Mr S lives in a care home. At his Quality of Life Review, he told the Independent Visitor that he would appreciate some male company and a weekly visit to the local pub. As a result, Mr S now self-funds a small additional care package, which involves a care worker taking Mr S out regularly.
The Finance Assessment Team met with care home staff to explain the aim of the scheme. Some staff can be resistant to the idea that the Council are spending money that belongs to residents.
Advice for othersOpen
The new approach stemmed from a number of influences:
- legislation – in particular, the Mental Capacity Act 2005's emphasis on best interests decisions
- policy – self-directed support and giving people control over the services they use
- best practice shared by other local authorities.
By taking this approach, the team can demonstrate that they have tried to act in a person's best interests. They can also show that they have tried to ensure that the person has as good a quality of life as they would expect had they not lost the capacity to make decisions for themselves.
The team at Haringey recommend being risk-aware rather than risk-averse. Strong governance procedures – specifically a written audit trail – prevent any errors or abuse of the system. The approach also means the Council is taking a preventative angle on safeguarding – by setting up open, clear systems for managing people's money, and by reaching out to people who may be isolated.

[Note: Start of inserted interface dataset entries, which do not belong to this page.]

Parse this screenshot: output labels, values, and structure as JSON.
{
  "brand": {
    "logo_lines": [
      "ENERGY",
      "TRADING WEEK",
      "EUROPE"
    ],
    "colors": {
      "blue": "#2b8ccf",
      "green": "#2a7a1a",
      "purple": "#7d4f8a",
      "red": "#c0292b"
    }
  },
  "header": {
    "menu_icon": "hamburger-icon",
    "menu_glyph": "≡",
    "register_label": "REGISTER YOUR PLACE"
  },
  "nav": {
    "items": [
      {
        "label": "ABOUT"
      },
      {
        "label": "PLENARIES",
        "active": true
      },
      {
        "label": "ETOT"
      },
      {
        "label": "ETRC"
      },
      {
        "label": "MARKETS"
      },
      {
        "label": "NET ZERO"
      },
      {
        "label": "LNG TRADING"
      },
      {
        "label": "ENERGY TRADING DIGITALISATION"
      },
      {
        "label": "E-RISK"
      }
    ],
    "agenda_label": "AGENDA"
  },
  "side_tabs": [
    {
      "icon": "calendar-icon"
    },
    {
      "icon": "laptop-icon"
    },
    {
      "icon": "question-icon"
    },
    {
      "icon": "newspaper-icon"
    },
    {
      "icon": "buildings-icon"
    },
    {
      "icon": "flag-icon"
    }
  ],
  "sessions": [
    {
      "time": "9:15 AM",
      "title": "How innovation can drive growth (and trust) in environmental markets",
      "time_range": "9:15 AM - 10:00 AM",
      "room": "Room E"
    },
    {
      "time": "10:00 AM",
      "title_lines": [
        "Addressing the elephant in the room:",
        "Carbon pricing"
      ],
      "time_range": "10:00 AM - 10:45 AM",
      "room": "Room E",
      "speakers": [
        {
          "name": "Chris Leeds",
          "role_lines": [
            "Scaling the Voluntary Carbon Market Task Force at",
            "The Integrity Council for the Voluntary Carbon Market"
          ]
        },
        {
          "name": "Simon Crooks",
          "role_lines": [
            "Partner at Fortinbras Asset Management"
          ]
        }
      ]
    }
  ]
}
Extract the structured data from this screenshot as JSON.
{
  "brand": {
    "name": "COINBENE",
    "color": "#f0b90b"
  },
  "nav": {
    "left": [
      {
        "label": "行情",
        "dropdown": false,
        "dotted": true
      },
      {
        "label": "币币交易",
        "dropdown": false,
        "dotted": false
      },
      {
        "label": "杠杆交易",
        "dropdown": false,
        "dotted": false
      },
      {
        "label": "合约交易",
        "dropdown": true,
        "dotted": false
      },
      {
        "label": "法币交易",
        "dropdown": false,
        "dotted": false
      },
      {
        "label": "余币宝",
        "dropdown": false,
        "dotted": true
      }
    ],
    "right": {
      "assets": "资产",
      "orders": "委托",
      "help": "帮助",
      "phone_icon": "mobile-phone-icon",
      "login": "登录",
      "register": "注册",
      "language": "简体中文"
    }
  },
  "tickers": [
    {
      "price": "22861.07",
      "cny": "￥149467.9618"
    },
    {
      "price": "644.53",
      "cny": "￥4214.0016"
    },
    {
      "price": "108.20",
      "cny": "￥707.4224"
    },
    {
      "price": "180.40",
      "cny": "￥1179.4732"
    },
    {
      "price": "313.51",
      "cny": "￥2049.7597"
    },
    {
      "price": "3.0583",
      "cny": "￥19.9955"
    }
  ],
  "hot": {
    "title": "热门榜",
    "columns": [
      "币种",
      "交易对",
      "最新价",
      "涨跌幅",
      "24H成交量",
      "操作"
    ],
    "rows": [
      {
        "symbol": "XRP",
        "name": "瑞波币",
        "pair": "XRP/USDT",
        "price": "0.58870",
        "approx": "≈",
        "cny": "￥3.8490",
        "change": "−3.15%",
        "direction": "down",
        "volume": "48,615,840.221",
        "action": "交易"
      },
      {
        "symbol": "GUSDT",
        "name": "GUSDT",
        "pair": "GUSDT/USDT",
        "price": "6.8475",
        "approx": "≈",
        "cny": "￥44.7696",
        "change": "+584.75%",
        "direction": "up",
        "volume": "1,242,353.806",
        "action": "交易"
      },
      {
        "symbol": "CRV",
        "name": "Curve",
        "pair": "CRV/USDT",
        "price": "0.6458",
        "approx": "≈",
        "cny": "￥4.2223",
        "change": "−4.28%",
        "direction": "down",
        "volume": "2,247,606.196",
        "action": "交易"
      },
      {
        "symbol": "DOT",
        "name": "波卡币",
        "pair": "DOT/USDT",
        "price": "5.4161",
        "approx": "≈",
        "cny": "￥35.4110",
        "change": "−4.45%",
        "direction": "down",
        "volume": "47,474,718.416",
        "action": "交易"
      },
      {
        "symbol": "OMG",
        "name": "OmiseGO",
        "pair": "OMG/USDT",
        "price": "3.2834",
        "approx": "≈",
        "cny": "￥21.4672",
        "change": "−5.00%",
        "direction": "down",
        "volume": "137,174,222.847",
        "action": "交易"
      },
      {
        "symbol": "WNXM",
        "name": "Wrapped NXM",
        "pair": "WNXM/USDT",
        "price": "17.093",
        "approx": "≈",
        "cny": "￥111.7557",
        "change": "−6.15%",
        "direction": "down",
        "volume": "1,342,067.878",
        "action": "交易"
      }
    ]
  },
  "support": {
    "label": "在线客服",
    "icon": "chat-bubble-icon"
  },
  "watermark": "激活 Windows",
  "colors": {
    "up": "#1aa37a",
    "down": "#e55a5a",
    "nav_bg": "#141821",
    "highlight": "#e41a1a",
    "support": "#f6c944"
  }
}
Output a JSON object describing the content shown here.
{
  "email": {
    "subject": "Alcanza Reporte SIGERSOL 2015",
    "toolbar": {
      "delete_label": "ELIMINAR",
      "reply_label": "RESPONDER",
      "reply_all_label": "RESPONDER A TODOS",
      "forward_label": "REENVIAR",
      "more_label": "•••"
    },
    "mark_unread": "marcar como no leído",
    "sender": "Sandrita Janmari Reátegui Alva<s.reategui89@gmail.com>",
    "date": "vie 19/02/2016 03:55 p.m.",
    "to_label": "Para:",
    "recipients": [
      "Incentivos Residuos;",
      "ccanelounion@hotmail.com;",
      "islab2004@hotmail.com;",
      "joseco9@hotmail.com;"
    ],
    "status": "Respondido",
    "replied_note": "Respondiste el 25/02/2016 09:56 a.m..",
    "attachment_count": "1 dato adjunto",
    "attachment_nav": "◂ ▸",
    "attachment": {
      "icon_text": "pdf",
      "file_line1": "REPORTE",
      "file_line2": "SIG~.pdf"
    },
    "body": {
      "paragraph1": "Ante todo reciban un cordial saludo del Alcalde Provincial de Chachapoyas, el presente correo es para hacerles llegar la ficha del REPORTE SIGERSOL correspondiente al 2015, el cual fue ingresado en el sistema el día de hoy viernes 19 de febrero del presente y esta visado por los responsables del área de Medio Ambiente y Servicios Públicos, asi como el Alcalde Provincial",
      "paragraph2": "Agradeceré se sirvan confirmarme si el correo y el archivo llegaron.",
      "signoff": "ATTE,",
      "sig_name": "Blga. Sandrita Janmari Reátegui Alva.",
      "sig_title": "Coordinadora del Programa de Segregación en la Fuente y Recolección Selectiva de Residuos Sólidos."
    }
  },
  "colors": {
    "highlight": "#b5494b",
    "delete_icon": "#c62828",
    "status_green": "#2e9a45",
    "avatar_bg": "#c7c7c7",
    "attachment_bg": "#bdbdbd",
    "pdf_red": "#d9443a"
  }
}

Haringey Council intend to roll out the scheme across their Deputyship caseload, taking into account the views of other advocates who may be working already with younger adults.
Marcus Power, email: email@example.com